It was pre-dawn when we left our hotel to make the journey to Kata Tjuta. The first stop was to Uluru-Kata Tjuta National Park's sunrise dune viewing platform, from which we watched in silent awe as the outback’s lesser-known domes were seemingly lit from within with a slow rose-coloured light. Though it’s just another 18km to Kata Tjuta’s entrance, this is the closest that many visitors get to experiencing its wonders. And though it was a remarkable sight – a mountainous Morse code of dots and dashes directly in front of us, the silhouette of Uluru glimmering silently to our right – it was nothing compared to a face-to-face encounter.

Walking through Kata Tjuta has been compared to what a walk through Uluru might be like if you sliced the giant rock in half – and the site’s most popular walking track, a 2.6km roundtrip into Walpa Gorge, certainly felt that way.

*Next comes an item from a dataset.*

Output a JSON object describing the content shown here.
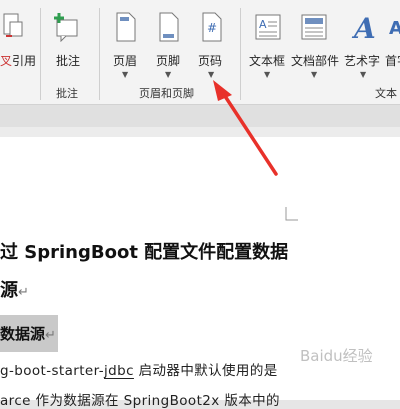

The easy stroll between two of the largest domes offered a breathtaking sense of scale, with the reward of a beautiful riverbed and small oasis of green at its end.

Even more impressive was the 8km Valley of the Winds hike, which takes you around, between and behind a dozen more domes, through a landscape seemingly not from this Earth. The day was warming up as we started walking, disturbing groups of tiny birds that lifted into mad, twittering flight above. We passed giant, popcorn-shaped pieces of ochre-coloured rock, as big as lounge-room furniture, which lay scattered like confetti on the valley floor. Corresponding holes in the fortress-like walls of the domes above told the story of their origins.

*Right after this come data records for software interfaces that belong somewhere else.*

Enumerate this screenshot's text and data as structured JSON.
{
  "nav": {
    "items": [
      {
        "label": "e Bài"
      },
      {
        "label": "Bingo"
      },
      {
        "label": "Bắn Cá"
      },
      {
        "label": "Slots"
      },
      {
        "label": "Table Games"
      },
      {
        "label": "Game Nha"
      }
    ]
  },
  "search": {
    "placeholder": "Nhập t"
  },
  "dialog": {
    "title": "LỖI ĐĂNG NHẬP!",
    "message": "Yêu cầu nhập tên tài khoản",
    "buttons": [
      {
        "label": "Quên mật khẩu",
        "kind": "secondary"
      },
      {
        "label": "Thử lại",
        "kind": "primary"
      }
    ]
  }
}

Every shade and texture of ochre, crimson, maroon, rust and slate could be found on the rock walls; the valleys between them filled with soft grey gums, shining emerald shrubs and the pale-green fuzz of spinifex. Hazy purple clouds puffed slowly through the sky above. With mobs of shy, shimmering grey euro wallaroos (similar to kangaroos, but smaller) and a semi-permanent, silvery creek completing the scene, the overall impression was of a psychedelic otherworld.

Surely, if Uluru is the Cinderella of the outback, then this is Alice’s Wonderland.

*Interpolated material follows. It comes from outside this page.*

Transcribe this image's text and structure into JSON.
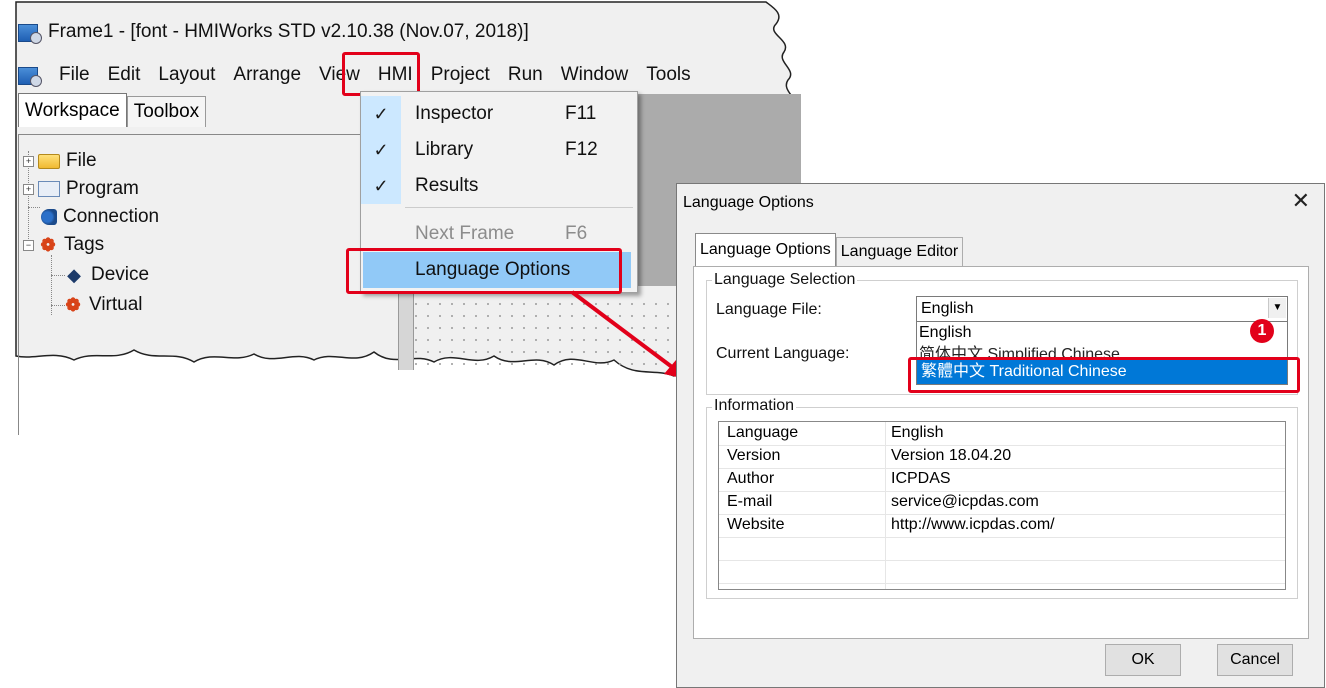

Unlike her famous sister, there is virtually no man-made imposition to be seen at Kata Tjuta: no boardwalks, no handrails, almost no signage. This makes it easier to picture how the Anangu’s lived before European settlement, even though little is known about Kata Tjuta’s place in indigenous life.

“It’s not for us to know,” confirmed Jennie Nowell, a visitor service officer at Uluru-Kata Tjuta National Park. “But we’re talking about one of the oldest living cultures in the world, so I think we have an obligation to be mindful and respectful of their decision to share, or not share, their knowledge.”

I took a moment to look at the dove-grey tree trunks, the smoky blue shimmer of the gum leaves, the gentle, silent majesty of the domes above us.

"It's very different to Uluru, in every aspect," Nowell reflected. "I always tell people when they visit to just stop and take a moment to look at what's around them – no walking, no taking photos, no moving around. It's very special. There's no denying that Kata Tjuta is a one off."

CORRECTION: A previous version of this article incorrectly stated the direction of Kata Tjuta in relation to Uluru. This has been fixed.